Holidays are a disaster in my extended family because of conflicting political and religious beliefs. My husband conveniently forgets how awful the arguments are and always wants to go to family functions. Later, he laughs about the truly sick and insane things my relatives say or shrugs it off. On Easter, I flipped out at my uncle, a fan of that idiot Donald Trump. My uncle, aunt and cousins left before dinner. My husband wants me to apologize this time. I refuse. If my uncle can spout nonsense, I can correct it. Trump’s a Nazi and if he’s elected, I’m leaving the country. Relatives have called to support me but no one stood up with me during the argument. I’m not sure why I’m writing you except I guess I needed to vent. Thanks.
Now that you’ve released some steam, let’s examine your conundrum. You defended your values and beliefs, and your uncle defended his. A passionate argument among people who respect each other can be a beautiful thing, but that’s not what happened. You both defended your respective stories about the right way to live. The position neither of you considered: peaceful.
There’s a spiritual practice called witnessing which invites an individual to observe what is unfolding in front of them without any comment or resistance. There’s no stress, just awareness of what is.
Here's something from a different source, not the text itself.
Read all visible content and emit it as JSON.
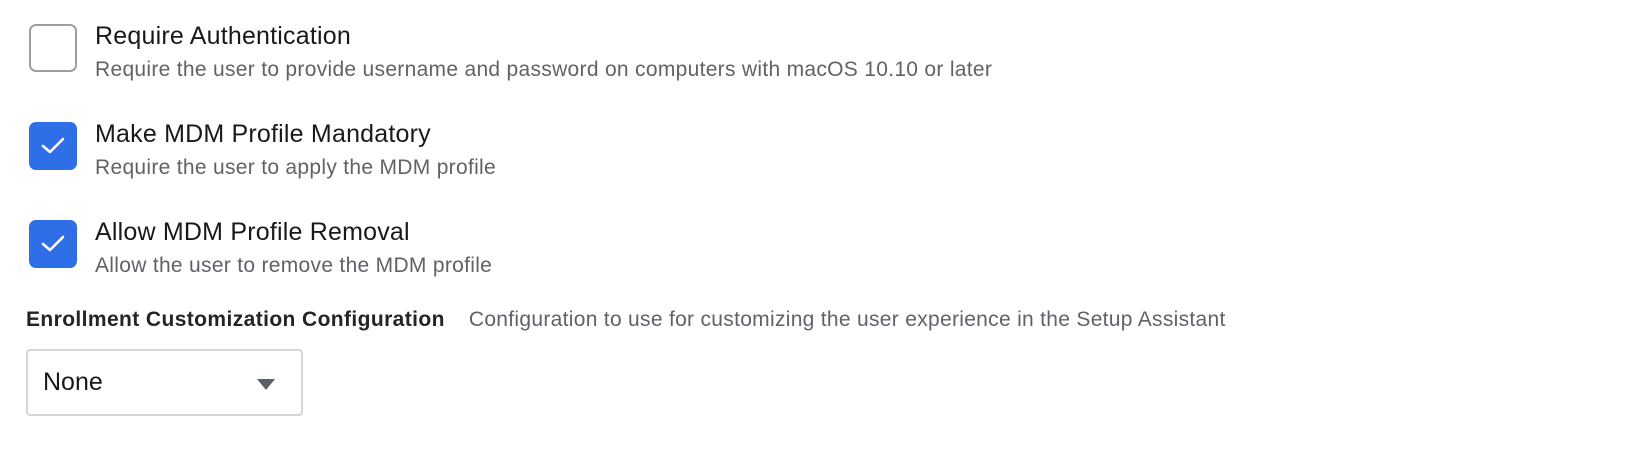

It’s helpful to practice this skill regularly, so that in a crisis it rolls into place. Witnessing feels like there’s no barrier between the interior world of thoughts, emotions or motivations and the exterior world of other people, the environment or situations. This awareness of being one transforms everything. When you are in union with all (even your Trump-loving uncle), something holy arises to speak and act through you. This is deep stuff we’re talking about, and not easy to do or live. But it is our human work to get out of the way and let the Divine work through us.
Witnessing is not about staying silent regarding tyranny or denial or prejudice, though. Rather, it inspires incisive questions to be spoken and challenging realities to be raised. A famous quote by the Protestant pastor and activist Martin Niemoller is still timely: “When the Nazis came for the communists, I remained silent: I was not a communist. When they locked up the Social Democrats, I remained silent; I was not a Social Democrat … When they came for the Jews, I remained silent; I wasn’t a Jew. When they came for me, there was no one left to speak out.” Over the decades, Niemoller’s poem has been edited so that “communist” is replaced with Catholic and “Social Democrat” with Protestants. Today, we could replace “Jews” or “communists” with “young black men” or “transgender people.”
One last thing: If Donald Trump is elected president, please don’t leave the U.S. We’ll need people who have the backbone and cojones to confront tyranny, denial and prejudice. You’re one of those people. Besides, lots of people said the same thing when George W. Bush was elected, but it was an empty threat. Good thing, too, as Dr. David Hawkins, psychiatrist and author, commented at that time: “In other words, you’re so self-indulgent that when things don’t go your way, you take all your marbles and go home. That’s kindergarten level. Talk about egocentricity.” Yes, I know that’s what your uncle did. And, no, you don’t want to be that way, too.